REVIEW: ENSLAVED – “Utgard”
Utgard can express an infinite number of things, including being a metaphor or referring to a sphere of sleep or dreams. In Norse Mythology, it is a landscape where madness, creativeness, humor, and chaos live harmoniously. Space where the gods of Asgard have no control and where the giants dwell. And, yes, where Norwegian black metal giants dwell too. Which makes it the perfect name for Enslaved‘s new album. If you think that after fifteen albums over nearly thirty years that you have heard all the veteran musicians have to offer, think again, and journey with them through ‘Utgard’ into a fresh, captivating soundscape overflowing with brilliance.
Never an outfit to shy away from incorporating serene moments, up until now these brief, understated interludes were whispered phantoms lurking behind the walls of chaos. ‘Utgard’ calls these shadows into the light, allowing them space and time, balancing them beautifully with the record’s heavier arrangements. Songs such as “Flight of Thought and Memory,” “Homebound,” and opening track “Fires in the Dark” strike this balance perfectly, with guitarist/co-vocalist Ivar Bjornson and bassist/co-vocalist Grutle Kjellson masterfully capturing this dynamic with ease. Throughout, moments when compositions could be mistaken for duets with Katatonia see songs transition between wild disorder and the terminally moody, yet with an uplifting atmosphere that is simply enthralling.
If you’re geared more toward songs that convey a tension similar to having your teeth pulled by a blind dentist operating out of the back of a snooker hall, then this shift in experimentation may not be what you were hoping for from a new Enslaved album. But as a band who love the idea of a strange idea, this shift makes perfect sense. No song suffers as the bands push their own boundaries. Even “Sequence”, with its many moving parts – acoustic guitar, dance grooves, and organized vocal gravel – fights against the odds and wins. As does album interlude “Utgardr” and its direct successor, the synth-punk rhythms of “Urjotun,” which win you over with their careless defiance.
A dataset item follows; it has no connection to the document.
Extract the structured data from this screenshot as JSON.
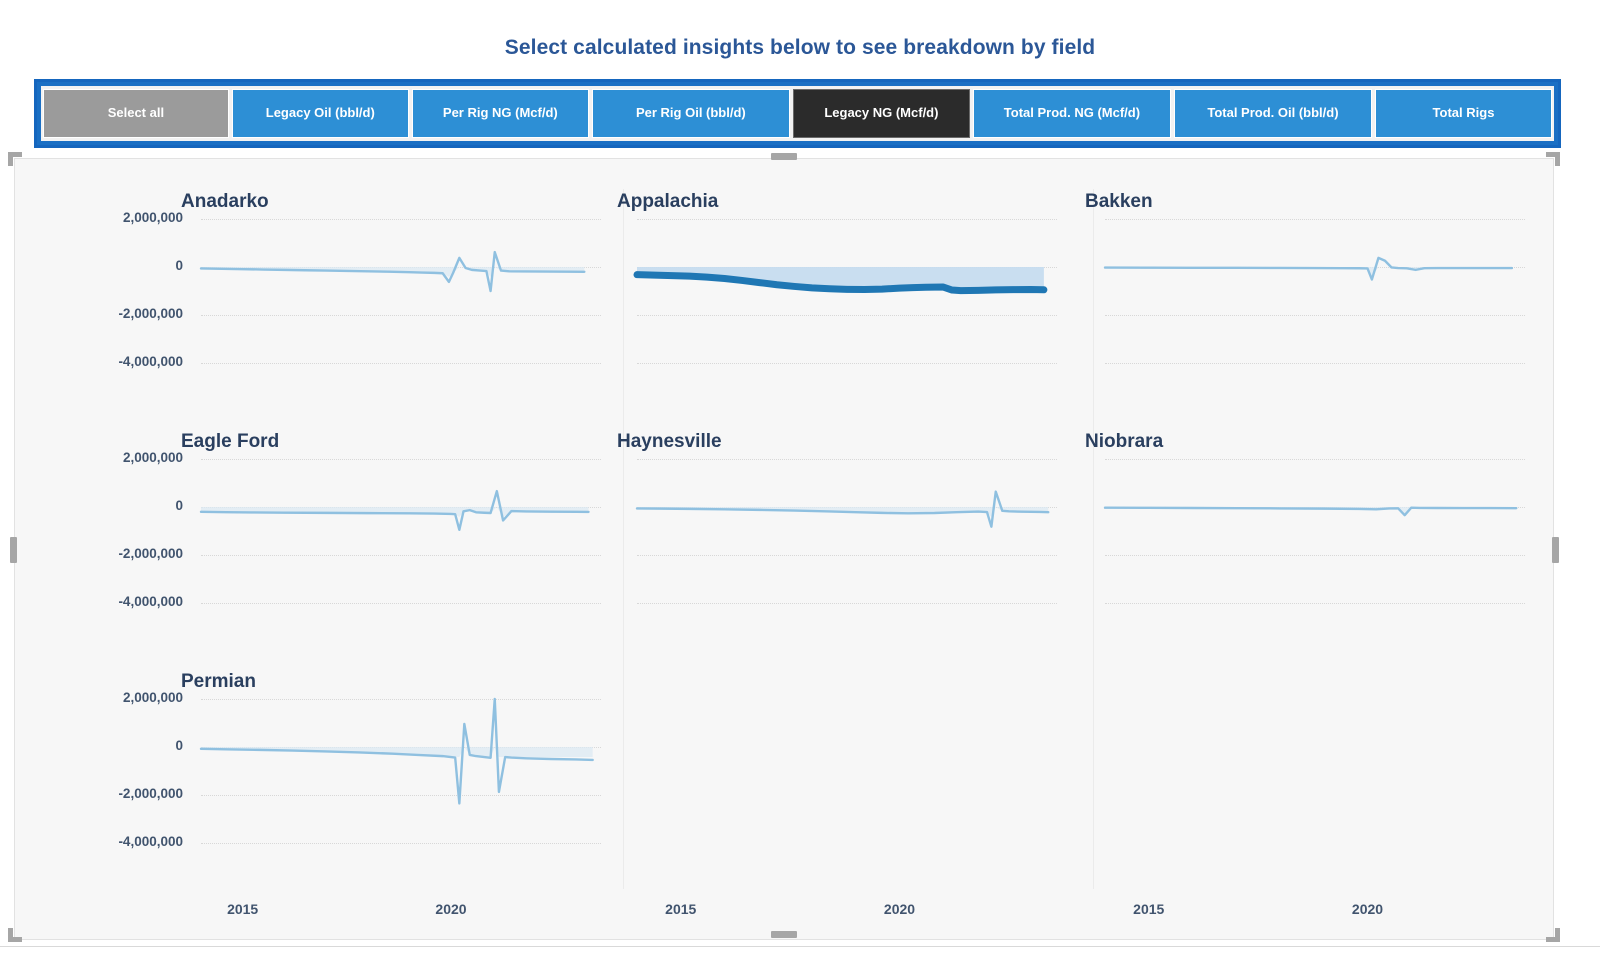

Like the land of Utgard itself, this record calls for unification, where what lives above and what lies below find unity.
Utgard’ is a brave move by Enslaved, offering a larger space for more atmospheric moments, with hints of gothic undertones that may shock die-hard extremists. But getting upset at a band known for pushing their creative possibilities is like getting angry at your cat for bringing home a mouse. You might not like it, but you should have expected it. And when you think about it, it makes perfect sense. ‘Utgard’ is an arresting piece of experimentation that sees each track prove itself worth the risk. If extreme metal often plays safe within its borders, ‘Utgard’ honors the tradition of breaking free to expand Enslaved’s musical scope while retaining their roots.